One of the most significant complications associated with diabetes is diabetic retinopathy. This eye disease can cause vision loss and blindness in people with poorly managed diabetes. “It’s the leading cause of blindness for people in America,” Dr. Ventocilla says.
The early stages of diabetic retinopathy usually don’t have any symptoms, but your optometrist can check for it during a dilated eye exam including retinal imaging. Finding it early — with the help of your optometrist — enables you to take the steps needed to protect your vision. That’s why it’s essential to bring your optometrist onto your diabetes care team, he adds.

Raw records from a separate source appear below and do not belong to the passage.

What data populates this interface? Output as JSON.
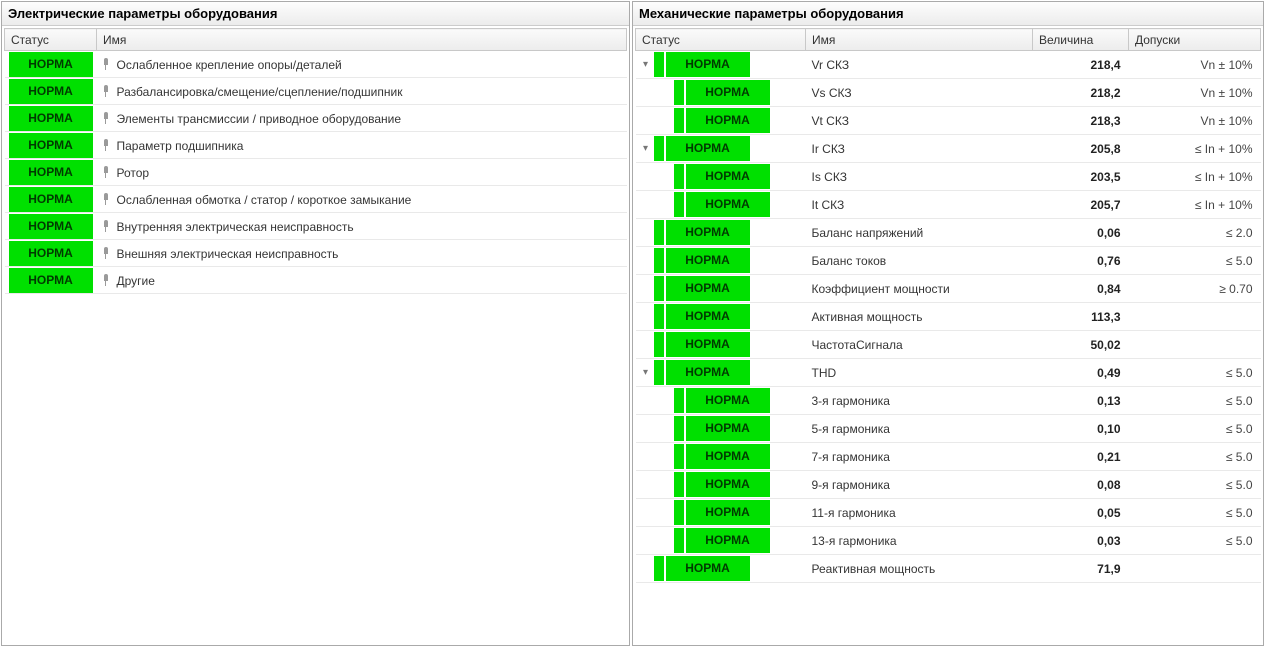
{
  "panels": {
    "left": {
      "title": "Электрические параметры оборудования",
      "columns": {
        "status": "Статус",
        "name": "Имя"
      },
      "status_label": "НОРМА",
      "rows": [
        {
          "name": "Ослабленное крепление опоры/деталей"
        },
        {
          "name": "Разбалансировка/смещение/сцепление/подшипник"
        },
        {
          "name": "Элементы трансмиссии / приводное оборудование"
        },
        {
          "name": "Параметр подшипника"
        },
        {
          "name": "Ротор"
        },
        {
          "name": "Ослабленная обмотка / статор / короткое замыкание"
        },
        {
          "name": "Внутренняя электрическая неисправность"
        },
        {
          "name": "Внешняя электрическая неисправность"
        },
        {
          "name": "Другие"
        }
      ]
    },
    "right": {
      "title": "Механические параметры оборудования",
      "columns": {
        "status": "Статус",
        "name": "Имя",
        "value": "Величина",
        "tolerance": "Допуски"
      },
      "status_label": "НОРМА",
      "rows": [
        {
          "level": 0,
          "expander": "open",
          "name": "Vr СКЗ",
          "value": "218,4",
          "tolerance": "Vn ± 10%"
        },
        {
          "level": 1,
          "expander": "",
          "name": "Vs СКЗ",
          "value": "218,2",
          "tolerance": "Vn ± 10%"
        },
        {
          "level": 1,
          "expander": "",
          "name": "Vt СКЗ",
          "value": "218,3",
          "tolerance": "Vn ± 10%"
        },
        {
          "level": 0,
          "expander": "open",
          "name": "Ir СКЗ",
          "value": "205,8",
          "tolerance": "≤ In + 10%"
        },
        {
          "level": 1,
          "expander": "",
          "name": "Is СКЗ",
          "value": "203,5",
          "tolerance": "≤ In + 10%"
        },
        {
          "level": 1,
          "expander": "",
          "name": "It СКЗ",
          "value": "205,7",
          "tolerance": "≤ In + 10%"
        },
        {
          "level": 0,
          "expander": "",
          "name": "Баланс напряжений",
          "value": "0,06",
          "tolerance": "≤ 2.0"
        },
        {
          "level": 0,
          "expander": "",
          "name": "Баланс токов",
          "value": "0,76",
          "tolerance": "≤ 5.0"
        },
        {
          "level": 0,
          "expander": "",
          "name": "Коэффициент мощности",
          "value": "0,84",
          "tolerance": "≥ 0.70"
        },
        {
          "level": 0,
          "expander": "",
          "name": "Активная мощность",
          "value": "113,3",
          "tolerance": ""
        },
        {
          "level": 0,
          "expander": "",
          "name": "ЧастотаСигнала",
          "value": "50,02",
          "tolerance": ""
        },
        {
          "level": 0,
          "expander": "open",
          "name": "THD",
          "value": "0,49",
          "tolerance": "≤ 5.0"
        },
        {
          "level": 1,
          "expander": "",
          "name": "3-я гармоника",
          "value": "0,13",
          "tolerance": "≤ 5.0"
        },
        {
          "level": 1,
          "expander": "",
          "name": "5-я гармоника",
          "value": "0,10",
          "tolerance": "≤ 5.0"
        },
        {
          "level": 1,
          "expander": "",
          "name": "7-я гармоника",
          "value": "0,21",
          "tolerance": "≤ 5.0"
        },
        {
          "level": 1,
          "expander": "",
          "name": "9-я гармоника",
          "value": "0,08",
          "tolerance": "≤ 5.0"
        },
        {
          "level": 1,
          "expander": "",
          "name": "11-я гармоника",
          "value": "0,05",
          "tolerance": "≤ 5.0"
        },
        {
          "level": 1,
          "expander": "",
          "name": "13-я гармоника",
          "value": "0,03",
          "tolerance": "≤ 5.0"
        },
        {
          "level": 0,
          "expander": "",
          "name": "Реактивная мощность",
          "value": "71,9",
          "tolerance": ""
        }
      ]
    }
  }
}
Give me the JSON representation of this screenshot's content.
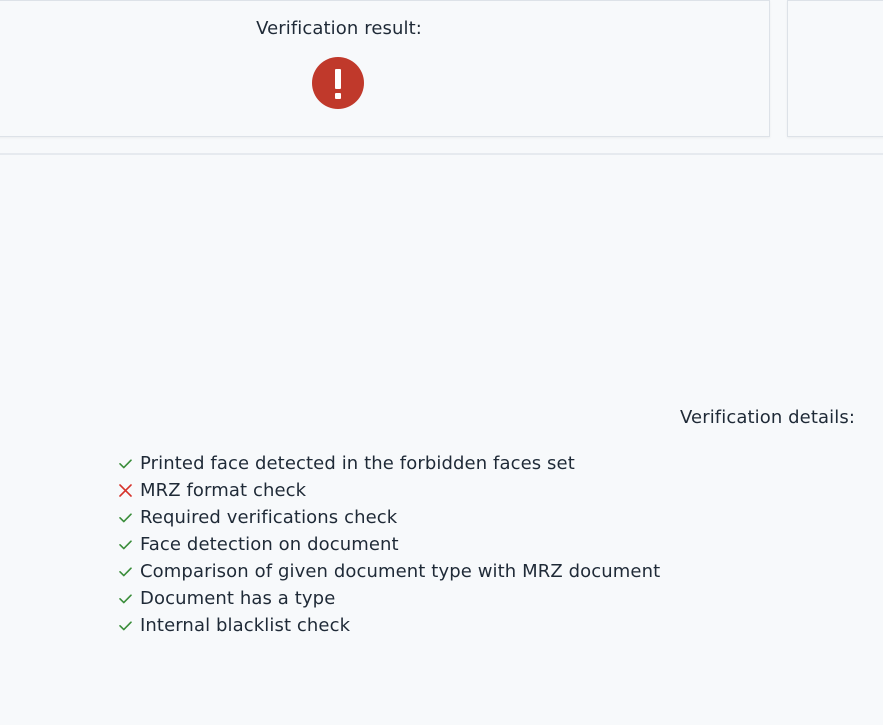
{
  "verification": {
    "result_label": "Verification result:",
    "result_status": "failed",
    "result_icon": "exclamation-icon",
    "result_color": "#c0392b"
  },
  "details": {
    "label": "Verification details:",
    "checks": [
      {
        "label": "Printed face detected in the forbidden faces set",
        "status": "passed",
        "icon": "check-icon",
        "color": "#3a8d3a"
      },
      {
        "label": "MRZ format check",
        "status": "failed",
        "icon": "cross-icon",
        "color": "#d6332b"
      },
      {
        "label": "Required verifications check",
        "status": "passed",
        "icon": "check-icon",
        "color": "#3a8d3a"
      },
      {
        "label": "Face detection on document",
        "status": "passed",
        "icon": "check-icon",
        "color": "#3a8d3a"
      },
      {
        "label": "Comparison of given document type with MRZ document",
        "status": "passed",
        "icon": "check-icon",
        "color": "#3a8d3a"
      },
      {
        "label": "Document has a type",
        "status": "passed",
        "icon": "check-icon",
        "color": "#3a8d3a"
      },
      {
        "label": "Internal blacklist check",
        "status": "passed",
        "icon": "check-icon",
        "color": "#3a8d3a"
      }
    ]
  }
}
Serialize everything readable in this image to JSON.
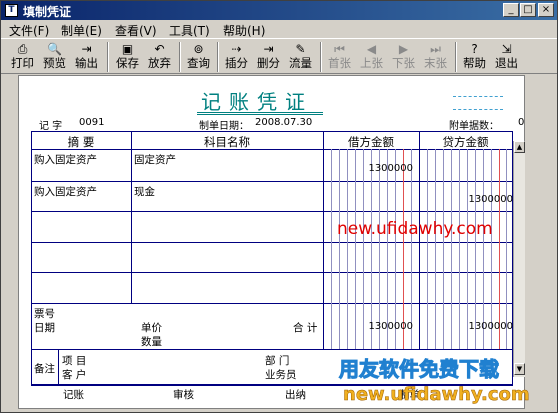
{
  "window": {
    "title": "填制凭证",
    "min": "_",
    "max": "□",
    "close": "×"
  },
  "menu": [
    "文件(F)",
    "制单(E)",
    "查看(V)",
    "工具(T)",
    "帮助(H)"
  ],
  "toolbar": [
    {
      "label": "打印",
      "icon": "printer-icon",
      "glyph": "⎙"
    },
    {
      "label": "预览",
      "icon": "preview-icon",
      "glyph": "🔍"
    },
    {
      "label": "输出",
      "icon": "export-icon",
      "glyph": "⇥"
    },
    {
      "label": "保存",
      "icon": "save-icon",
      "glyph": "▣"
    },
    {
      "label": "放弃",
      "icon": "undo-icon",
      "glyph": "↶"
    },
    {
      "label": "查询",
      "icon": "binoculars-icon",
      "glyph": "⊚"
    },
    {
      "label": "插分",
      "icon": "insert-row-icon",
      "glyph": "⇢"
    },
    {
      "label": "删分",
      "icon": "delete-row-icon",
      "glyph": "⇥"
    },
    {
      "label": "流量",
      "icon": "flow-icon",
      "glyph": "✎"
    },
    {
      "label": "首张",
      "icon": "first-icon",
      "glyph": "⏮"
    },
    {
      "label": "上张",
      "icon": "prev-icon",
      "glyph": "◀"
    },
    {
      "label": "下张",
      "icon": "next-icon",
      "glyph": "▶"
    },
    {
      "label": "末张",
      "icon": "last-icon",
      "glyph": "⏭"
    },
    {
      "label": "帮助",
      "icon": "help-icon",
      "glyph": "?"
    },
    {
      "label": "退出",
      "icon": "exit-icon",
      "glyph": "⇲"
    }
  ],
  "voucher": {
    "title": "记账凭证",
    "type_label": "记 字",
    "number": "0091",
    "date_label": "制单日期：",
    "date": "2008.07.30",
    "attachments_label": "附单据数：",
    "attachments": "0"
  },
  "columns": {
    "summary": "摘  要",
    "account": "科目名称",
    "debit": "借方金额",
    "credit": "贷方金额"
  },
  "rows": [
    {
      "summary": "购入固定资产",
      "account": "固定资产",
      "debit": "1300000",
      "credit": ""
    },
    {
      "summary": "购入固定资产",
      "account": "现金",
      "debit": "",
      "credit": "1300000"
    }
  ],
  "footer": {
    "ticket_no": "票号",
    "ticket_date": "日期",
    "unit_price": "单价",
    "quantity": "数量",
    "total_label": "合 计",
    "total_debit": "1300000",
    "total_credit": "1300000",
    "remark": "备注",
    "project": "项  目",
    "customer": "客  户",
    "department": "部  门",
    "salesperson": "业务员",
    "bookkeeper": "记账",
    "reviewer": "审核",
    "cashier": "出纳",
    "maker": "制单"
  },
  "watermarks": {
    "site": "new.ufidawhy.com",
    "banner": "用友软件免费下载",
    "site2": "new.ufidawhy.com"
  }
}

2. Do you have a family history of vision-stealing eye conditions?
A number of eye conditions can gradually lead to vision loss. They’re known as degenerative eye conditions, and many have strong genetic ties, says Dr. Ventocilla. These include:
If any members of your immediate family have glaucoma, for example, your risk of getting it increases fourfold to ninefold, according to the Glaucoma Research Foundation (GRF). But you often won’t have any warning signs that trouble is brewing. That’s because glaucoma in its early stages often has no symptoms, says Dr. Ventocilla. In fact, the GRF estimates that half of those affected may not know they have it.
Similar statistics can be found for other degenerative eye problems. “So be sure to note on your health intake forms if you have a family history of glaucoma or any other eye disease,” he says.
Early detection is vital to slowing progression and preventing complete vision loss, he adds.
3. Do you have an autoimmune disease?
Let your optometrist know if you have an autoimmune disease such as lupus, multiple sclerosis (MS), rheumatoid arthritis, Sjögren’s syndrome, or HIV/AIDS.
Sometimes people with autoimmune disorders can develop swelling and inflammation in the center of the eyes. “Over time, that swelling and inflammation can actually destroy eye tissue,” Dr. Ventocilla explains.
In turn, that may result in an uncommon but serious eye disease called uveitis. This disease can cause permanent vision loss, which makes early diagnosis and treatment critical, according to a report from the Mayo Clinic.
Just as with diabetes, when your optometrist is aware you have an autoimmune disease, they will specifically look for signs of uveitis and other potential complications. They’ll also want to make notes to monitor you for any changes.
4. Do you have high blood pressure?
High blood pressure doesn’t just harm your heart — it also impacts the health of your eyes. If you’ve been diagnosed with high blood pressure, your optometrist will want to know about your treatment plan and your recent blood pressure readings.
They’ll also look for signs of damage caused by high blood pressure that’s left unchecked. Leaking or stiff blood vessels in the retina can signal hypertensive retinopathy, a type of retinal vascular damage that can cause vision loss.
If you’re having a hard time managing your blood pressure, your optometrist may be able to see it in your eyes. But it always helps to give your doctor the heads-up on your health forms. If your optometrist knows you have high blood pressure, they can help keep tabs on how you’re managing your condition and offer advice to get you back on track.
After all, eye troubles aren’t the only issue caused by hypertension. For example, a 2021 study reveals that patients with mild hypertensive retinopathy have a “significant” risk of stroke compared to people without the eye disease.
The takeaway, according to Dr. Ventocilla, is that those medical forms are more than extra paperwork. They’re valuable pieces of information that help your optometrist give you the best care possible.